Input material
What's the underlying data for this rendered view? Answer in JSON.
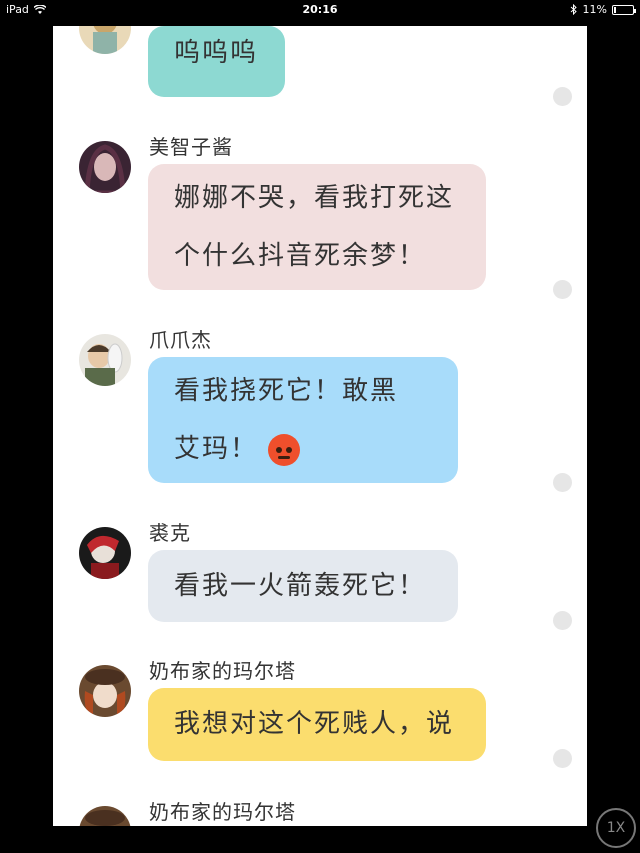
{
  "status_bar": {
    "device": "iPad",
    "time": "20:16",
    "battery_percent": "11%",
    "battery_level": 0.11
  },
  "messages": [
    {
      "name": "",
      "text": "呜呜呜",
      "bubble_color": "#8dd9d2"
    },
    {
      "name": "美智子酱",
      "text": "娜娜不哭，看我打死这个什么抖音死余梦！",
      "bubble_color": "#f2dfdf"
    },
    {
      "name": "爪爪杰",
      "text": "看我挠死它！敢黑艾玛！",
      "bubble_color": "#a8dcfa",
      "emoji": "angry-face"
    },
    {
      "name": "裘克",
      "text": "看我一火箭轰死它！",
      "bubble_color": "#e4e9ef"
    },
    {
      "name": "奶布家的玛尔塔",
      "text": "我想对这个死贱人，说",
      "bubble_color": "#fbdd6e"
    },
    {
      "name": "奶布家的玛尔塔",
      "text": ""
    }
  ],
  "playback_speed": "1X"
}
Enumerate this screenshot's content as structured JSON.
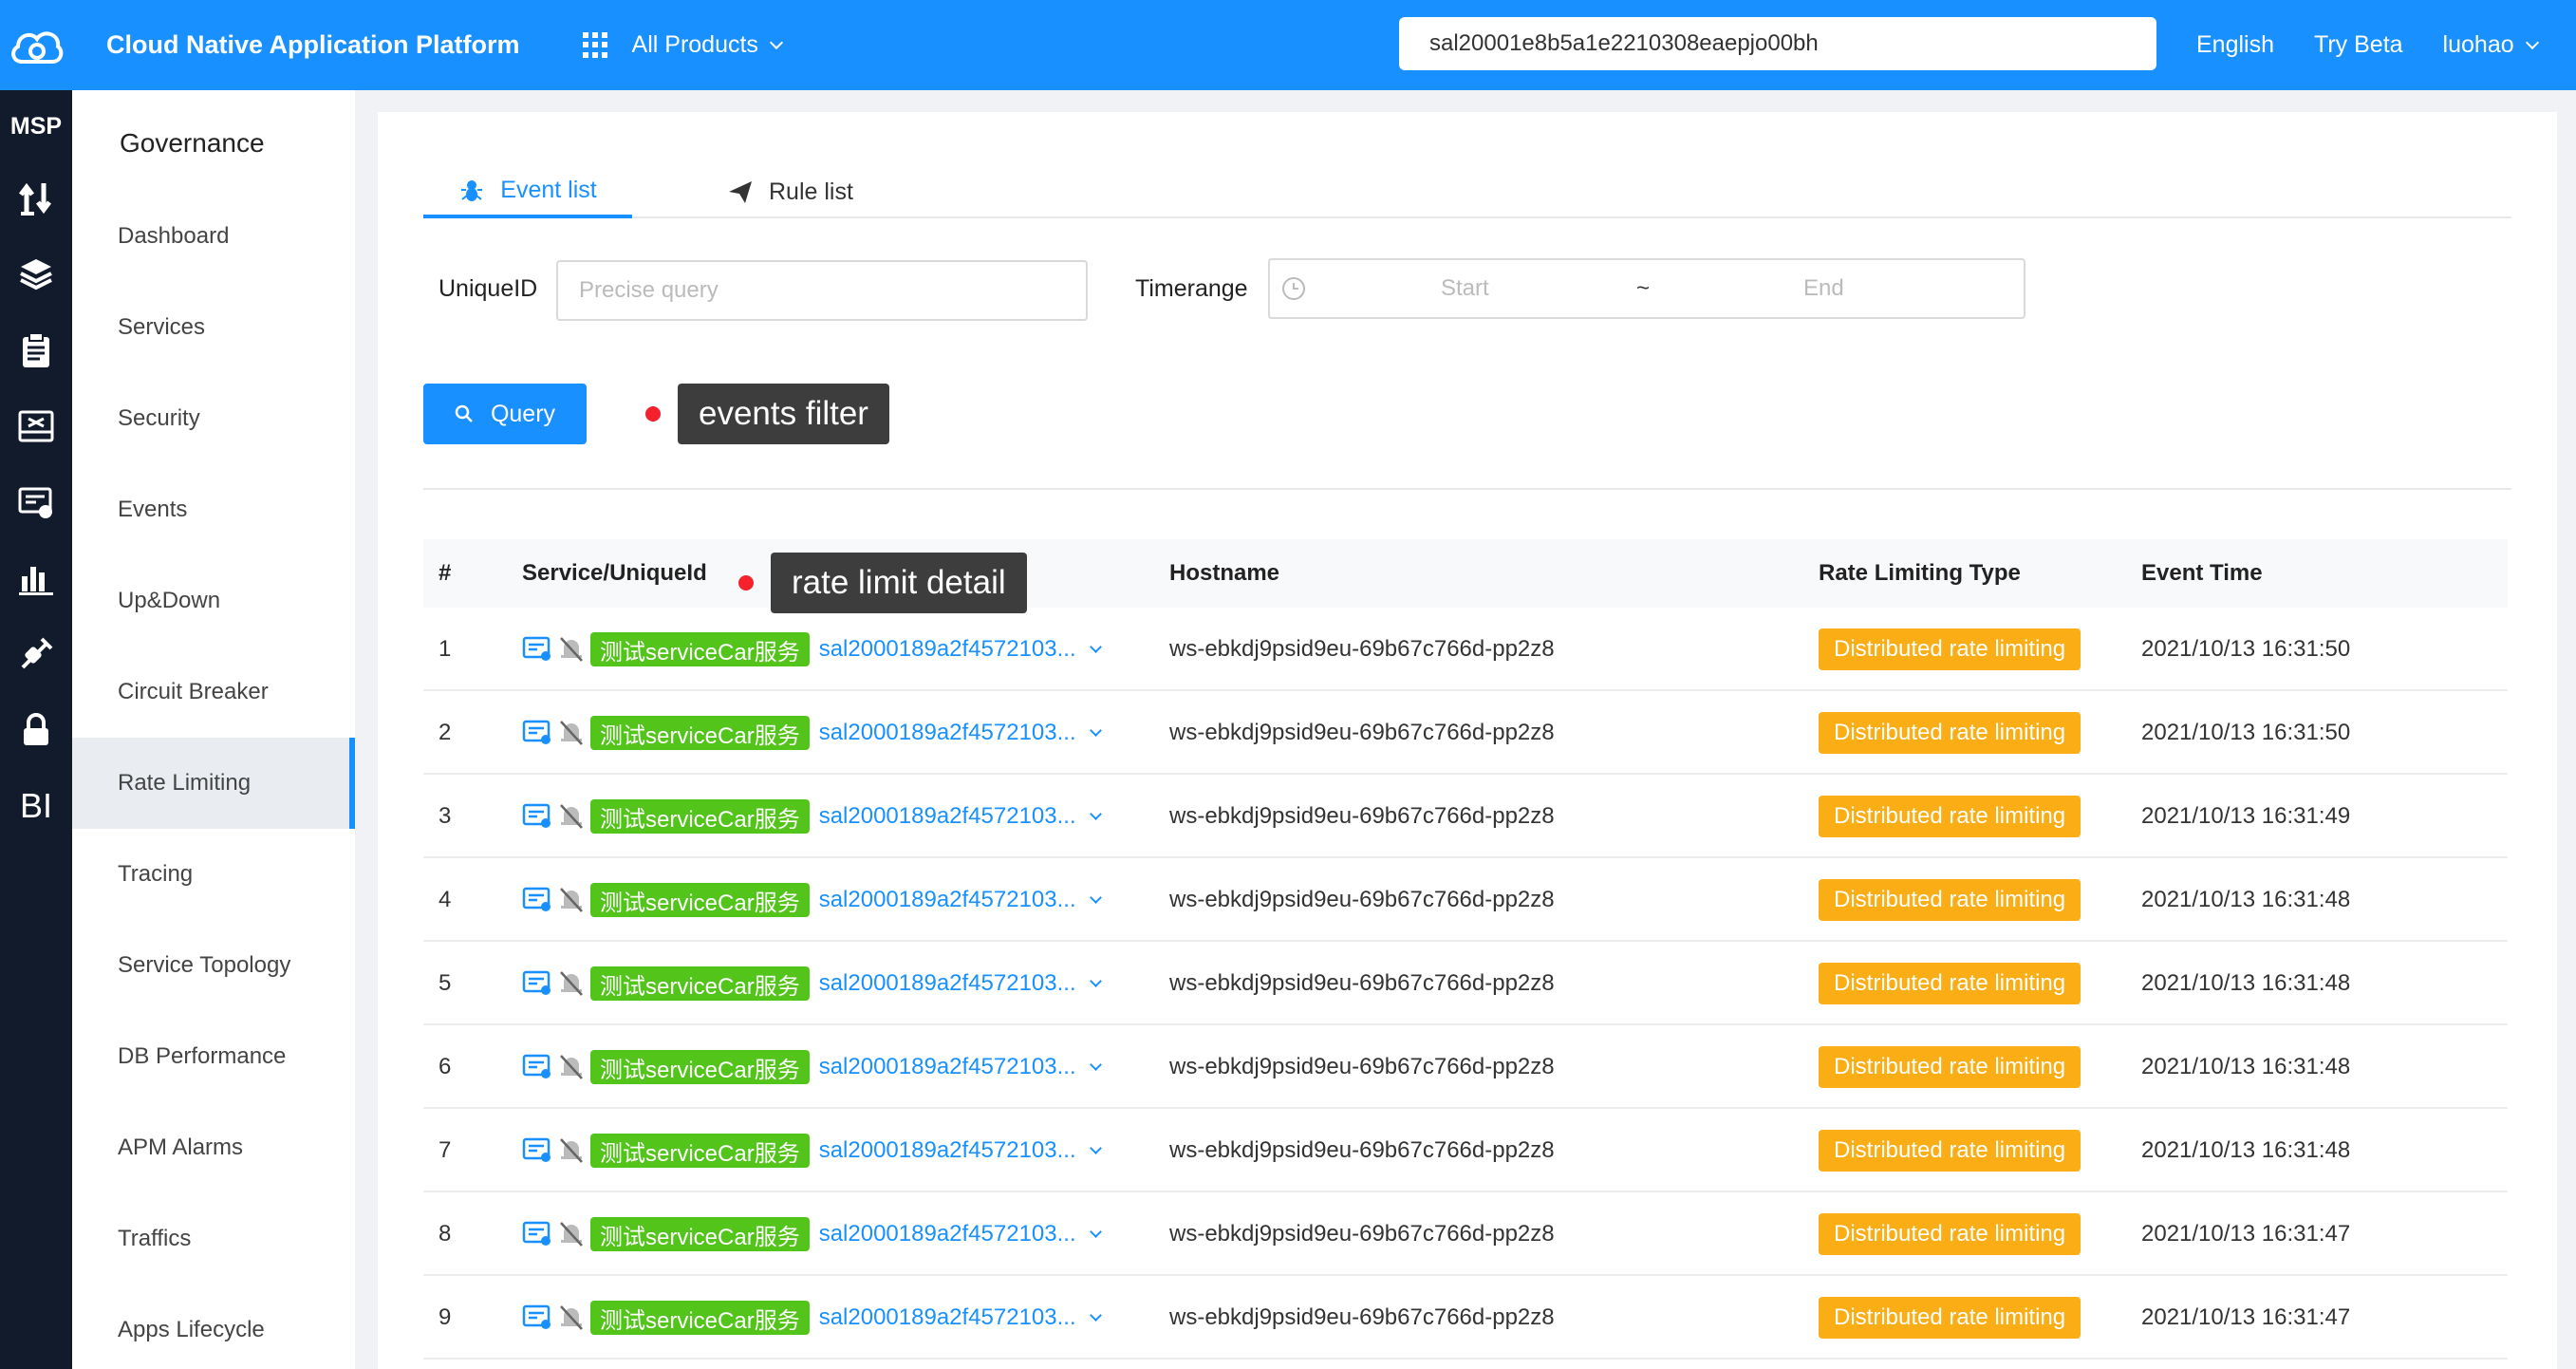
{
  "header": {
    "title": "Cloud Native Application Platform",
    "products_label": "All Products",
    "search_value": "sal20001e8b5a1e2210308eaepjo00bh",
    "language": "English",
    "try_beta": "Try Beta",
    "user": "luohao"
  },
  "rail": {
    "label": "MSP",
    "icons": [
      "transfer-icon",
      "layers-icon",
      "clipboard-icon",
      "monitor-icon",
      "billing-icon",
      "bar-chart-icon",
      "plug-icon",
      "lock-icon",
      "bi-icon"
    ],
    "bi_label": "BI"
  },
  "nav": {
    "title": "Governance",
    "items": [
      "Dashboard",
      "Services",
      "Security",
      "Events",
      "Up&Down",
      "Circuit Breaker",
      "Rate Limiting",
      "Tracing",
      "Service Topology",
      "DB Performance",
      "APM Alarms",
      "Traffics",
      "Apps Lifecycle"
    ],
    "active": "Rate Limiting"
  },
  "tabs": [
    {
      "label": "Event list",
      "icon": "bug-icon",
      "active": true
    },
    {
      "label": "Rule list",
      "icon": "send-icon",
      "active": false
    }
  ],
  "filters": {
    "uniqueid_label": "UniqueID",
    "uniqueid_placeholder": "Precise query",
    "timerange_label": "Timerange",
    "start_placeholder": "Start",
    "separator": "~",
    "end_placeholder": "End",
    "query_label": "Query"
  },
  "annotations": {
    "events_filter": "events filter",
    "rate_limit_detail": "rate limit detail"
  },
  "table": {
    "columns": [
      "#",
      "Service/UniqueId",
      "Hostname",
      "Rate Limiting Type",
      "Event Time"
    ],
    "rows": [
      {
        "n": "1",
        "service": "测试serviceCar服务",
        "uid": "sal2000189a2f4572103...",
        "host": "ws-ebkdj9psid9eu-69b67c766d-pp2z8",
        "type": "Distributed rate limiting",
        "time": "2021/10/13 16:31:50"
      },
      {
        "n": "2",
        "service": "测试serviceCar服务",
        "uid": "sal2000189a2f4572103...",
        "host": "ws-ebkdj9psid9eu-69b67c766d-pp2z8",
        "type": "Distributed rate limiting",
        "time": "2021/10/13 16:31:50"
      },
      {
        "n": "3",
        "service": "测试serviceCar服务",
        "uid": "sal2000189a2f4572103...",
        "host": "ws-ebkdj9psid9eu-69b67c766d-pp2z8",
        "type": "Distributed rate limiting",
        "time": "2021/10/13 16:31:49"
      },
      {
        "n": "4",
        "service": "测试serviceCar服务",
        "uid": "sal2000189a2f4572103...",
        "host": "ws-ebkdj9psid9eu-69b67c766d-pp2z8",
        "type": "Distributed rate limiting",
        "time": "2021/10/13 16:31:48"
      },
      {
        "n": "5",
        "service": "测试serviceCar服务",
        "uid": "sal2000189a2f4572103...",
        "host": "ws-ebkdj9psid9eu-69b67c766d-pp2z8",
        "type": "Distributed rate limiting",
        "time": "2021/10/13 16:31:48"
      },
      {
        "n": "6",
        "service": "测试serviceCar服务",
        "uid": "sal2000189a2f4572103...",
        "host": "ws-ebkdj9psid9eu-69b67c766d-pp2z8",
        "type": "Distributed rate limiting",
        "time": "2021/10/13 16:31:48"
      },
      {
        "n": "7",
        "service": "测试serviceCar服务",
        "uid": "sal2000189a2f4572103...",
        "host": "ws-ebkdj9psid9eu-69b67c766d-pp2z8",
        "type": "Distributed rate limiting",
        "time": "2021/10/13 16:31:48"
      },
      {
        "n": "8",
        "service": "测试serviceCar服务",
        "uid": "sal2000189a2f4572103...",
        "host": "ws-ebkdj9psid9eu-69b67c766d-pp2z8",
        "type": "Distributed rate limiting",
        "time": "2021/10/13 16:31:47"
      },
      {
        "n": "9",
        "service": "测试serviceCar服务",
        "uid": "sal2000189a2f4572103...",
        "host": "ws-ebkdj9psid9eu-69b67c766d-pp2z8",
        "type": "Distributed rate limiting",
        "time": "2021/10/13 16:31:47"
      }
    ]
  },
  "colors": {
    "primary": "#1890ff",
    "rail": "#111b2b",
    "service_tag": "#52c41a",
    "rate_tag": "#faad14",
    "annotation_dot": "#f5222d"
  }
}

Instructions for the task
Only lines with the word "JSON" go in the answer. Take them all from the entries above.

Written response
What's the underlying data for this rendered view? Answer in JSON.
Enumerate this screenshot's content as structured JSON.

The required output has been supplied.